Population Change (since 2000): 242,518
Governor: Mike Beebe (D)
Members of Congress: 3R, 1D
Party Control: Democratic
2008: 39% Obama, 59% McCain
Three maps are available for each state. Each has new district outlines in bold.
Click on each district on the map to see more information.
Click the arrow button to switch between districts that are close together.
New Districts by Party Representation
2010 Redistricting Changes:
New Map Summary and Analysis: At first glance, Arkansas seems to have emerged relatively unchanged from the 2010 Census.

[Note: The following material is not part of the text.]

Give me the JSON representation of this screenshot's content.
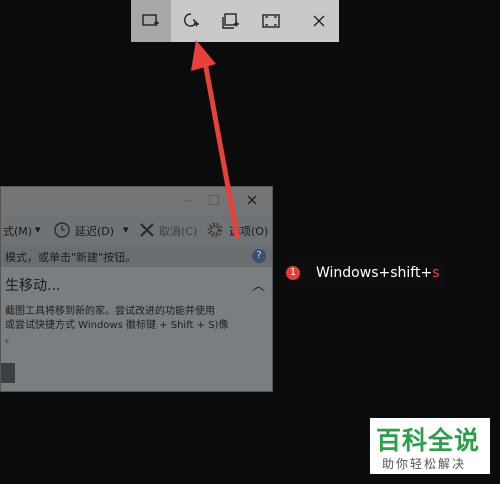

With only a 9.1% increase in population, slightly lower than the 9.7% increase of the United States, Arkansas gained no new seats and continues to have four congressional representatives. Yet it is not a static, unchanging state. Arkansas experienced a substantial demographic shift in the last decade. Between 2000 and 2010, the white population, the large majority in Arkansas, increased by only 5.0%. Arkansas’s second largest demographic, African Americans, grew from 418,950 to 452,448 people, a 7.4% increase. Because both grew at rates lower than the overall rate of population growth, Arkansas’s two largest demographic groups saw a small decreased in their share of the overall population. In 2000, Arkansas’s total population was composed of 80% White and 15.7% African American; the population is now 77.0% White and 15.4% African American. By comparison, Arkansas’s other ethnic groups have seen their numbers increase. Full Summary and Analysis
Redistricting Process: Arkansas congressional and state legislative redistricting is the responsibility of a Board of Apportionment consisting of the governor, secretary of state, and attorney general. The history of Arkansas’ Board of Apportionment is quite colorful. The disputed 1872 gubernatorial election in Arkansas led to a brief shooting war between the forces of Radical Republican carpetbagger Joseph Brooks and Republican scalawag (a term for southerners who supported reconstruction) Elisha Baxter. Baxter’s eventual victory placed him in a position to rewrite the Arkansas state constitution, including its clauses on redistricting. He took power over redistricting from the unfriendly state legislature and placed it in the hands of the governor, secretary of state, and attorney general, effectively granting himself the power to redistrict. The law has not been changed since 1874.
Governor: Democrat Mike Beebe
Legislature: Democrats control both chambers.
Number of Congressional Seats in 2011: 4 (no change from 2010)
2011 Ideal District Population: 728,979